- 1/2 pound bacon or salt pork, cut into 1/4-inch cubes
- 1 bottle good quality beer
- 1 cup beef or venison stock
- 1 bay leaf
- 1 teaspoon oregano
- sea salt and black pepper
Soak the beans overnight in warm water and a squeeze of lemon juice. Meanwhile mix the venison cubes in the remaining lemon juice and marinate in the refrigerator. Drain the beans and place them in a casserole with the beer, stock, onions, carrots, tomatoes, salt pork, bay leaf and oregano. Bake at 350 degrees for 5-6 hours, adding water occasionally if needed. Rinse and dry off the venison pieces and add them to the casserole. Replace cover and bake another 2 hours at 250 degrees. Season to taste with salt and black pepper.
Venison and Corn Stew
You might be surprised to find bones on the ingredient list, but in I Hear America Cooking, author and scholar Betty Fussell explains. “Because they are close to their food roots, Indians know that bone is more important to flavor than flesh is. Venison tastes most itself not as a costly loin roast but as chopped shoulder, neck, and shank, in a mix of meat and bone.” Bones are a must to flavor the “cheaper” cuts of venison. Bones cooked in the broth also supply calcium, phosphorus and many other important minerals.

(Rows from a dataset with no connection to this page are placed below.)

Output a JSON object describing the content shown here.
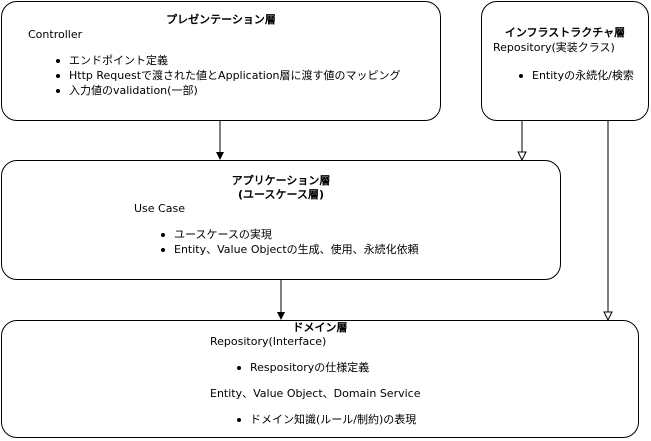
{
  "presentation": {
    "title": "プレゼンテーション層",
    "subtitle": "Controller",
    "bullets": [
      "エンドポイント定義",
      "Http Requestで渡された値とApplication層に渡す値のマッピング",
      "入力値のvalidation(一部)"
    ]
  },
  "infrastructure": {
    "title": "インフラストラクチャ層",
    "subtitle": "Repository(実装クラス)",
    "bullets": [
      "Entityの永続化/検索"
    ]
  },
  "application": {
    "title_line1": "アプリケーション層",
    "title_line2": "(ユースケース層)",
    "subtitle": "Use Case",
    "bullets": [
      "ユースケースの実現",
      "Entity、Value Objectの生成、使用、永続化依頼"
    ]
  },
  "domain": {
    "title": "ドメイン層",
    "subtitle1": "Repository(Interface)",
    "bullets1": [
      "Respositoryの仕様定義"
    ],
    "subtitle2": "Entity、Value Object、Domain Service",
    "bullets2": [
      "ドメイン知識(ルール/制約)の表現"
    ]
  },
  "colors": {
    "stroke": "#000000",
    "fill": "#ffffff"
  }
}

- 1 cup dried corn kernels
- 2 cups water
- 1/2 cup chopped beef suet, deer suet or lard
- 3 pounds venison stew meat
- 2 pounds deer bones
- 3 large onions, chopped

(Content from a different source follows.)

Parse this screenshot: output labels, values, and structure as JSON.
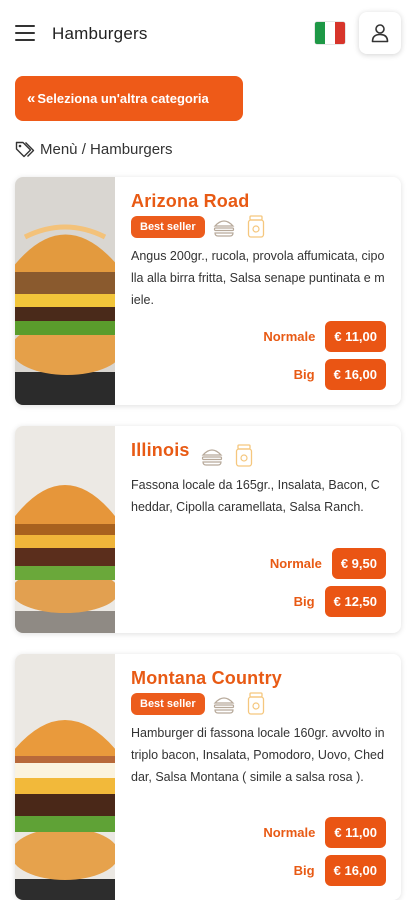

- 3 cloves garlic, minced
- 4 green chiles, roasted, seeded, and chopped
- salt and cayenne pepper to taste
- 4 cups beef or venison broth
Cover corn with 2 cups water, bring to a boil, boil 1 minute, and remove from heat. Cover pot and let sit for an hour.
Cut meat into 1-inch cubes. Heat the suet or lard in a heavy cast-iron pot. Sear the meat along with the bones, and when they are browned, remove and put aside. Sauté onions and garlic in the same pot until onions are translucent. Add the chiles and remaining seasonings.
Return the meat and bone to the stew pot. Add the corn with its liquid. Add beef stock to cover. Bring mixture slowly to a simmer and simmer gently until meat and corn are both tender, about 1 1/2-2 hours. Remove bones and serve.
This article appeared in Wise Traditions in Food, Farming and the Healing Arts, the quarterly magazine of the Weston A. Price Foundation, Spring 2001.